“I left my ‘real career’ to care for both my parents with dementia over the last few years.
Throughout that time, there were many moments of being at a loss, feeling the isolation/stress of being a sole caretaker, asking myself how can I keep doing this, and telling myself I was ‘the engine that could’…to keep going.
I reflect back now, and I do not have any regrets taking care of my father/mother up until 2 months before my father’s passing. After all, he had always taken care of me up into and past his death. It certainly was a rough stressful road, but he always said ‘he was lucky’ pertaining to me caring for him. I only gave back one half of what he gave me in my life.
During those last months, I didn’t know where to turn. I received bad advisement from a local attorney’s office that seemingly specialized in elder’s needs, only to come to the realization that they were not ‘specialists’ at all. I spent unnecessary income hitting brick walls, and felt alone in this long, difficult estate planning process with all the facets it entails.
Thankfully, all of you showed up at a time where I felt like ‘the engine that could’ was ready to derail.
Although you didn’t know my father, he was a very good man – everyone who knew him loved him. He had ‘good character’ and lived his life that way. In working with all of you, I saw those characteristics in each of you.
The let’s get it done work ethic, the unruffled and patient calmness in stressful situations, the genuine heartfelt caring, the gentle voices of support/reason, and strong advocation for those in need, big hearts, good people, a helpful hand, a general tenacity for what is right, a warm smile, and a good laugh when you need it most in a trying situation.
I wanted to express how thankful I am for each one of you. I thank you for all your hard work, guidance, and support you have provided.
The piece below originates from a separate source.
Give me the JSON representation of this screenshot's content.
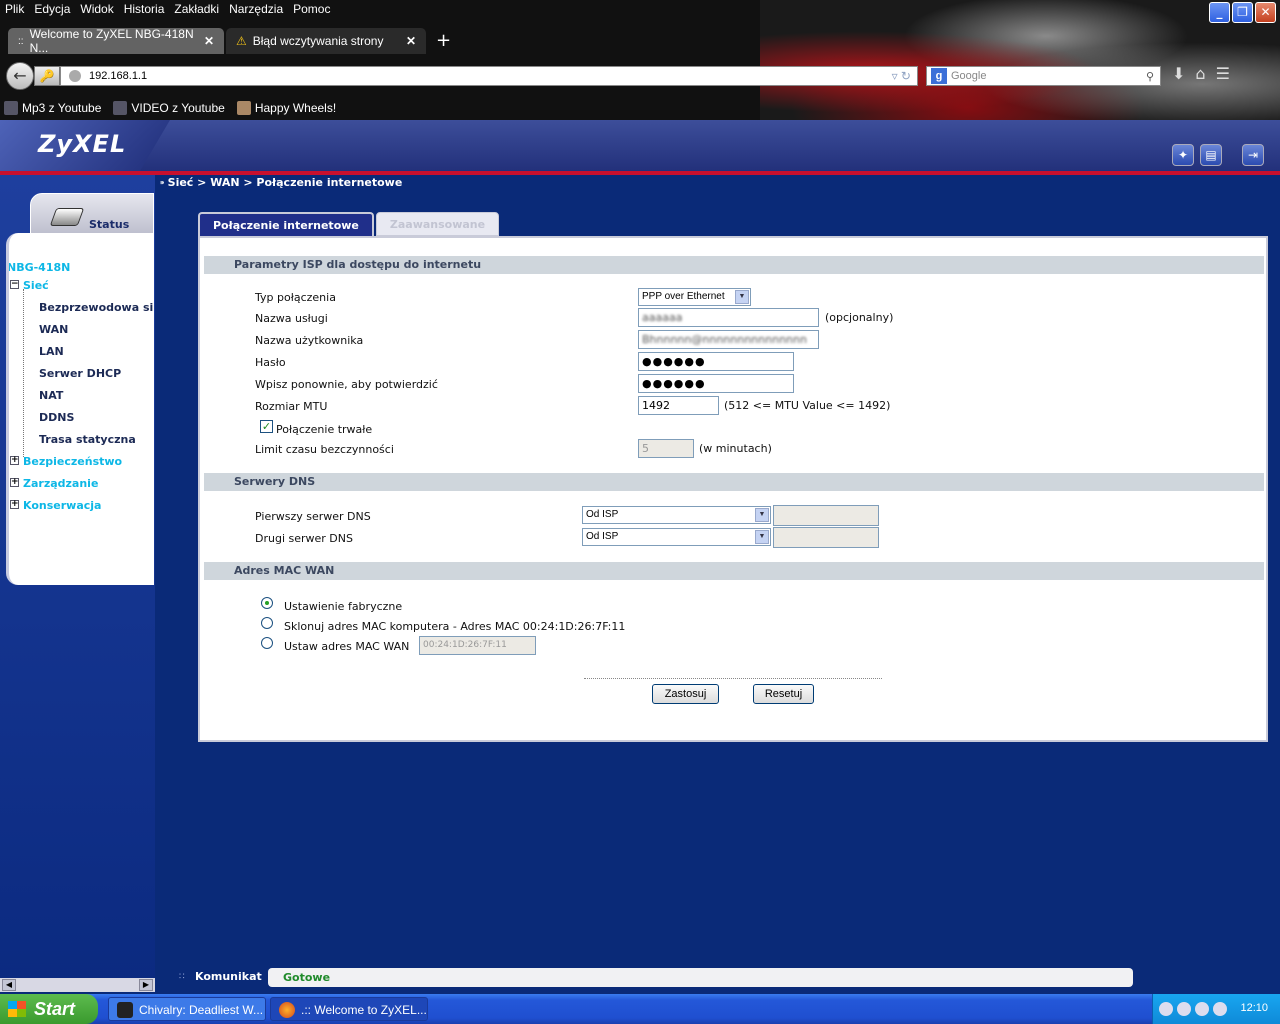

Special thanks to Chris, Kris, Georgia, and Mindy. I truly do not know what I would have done without all of you.
You all are the best and have been so kind to me, I cannot thank you enough.”
– Liz Licari and parents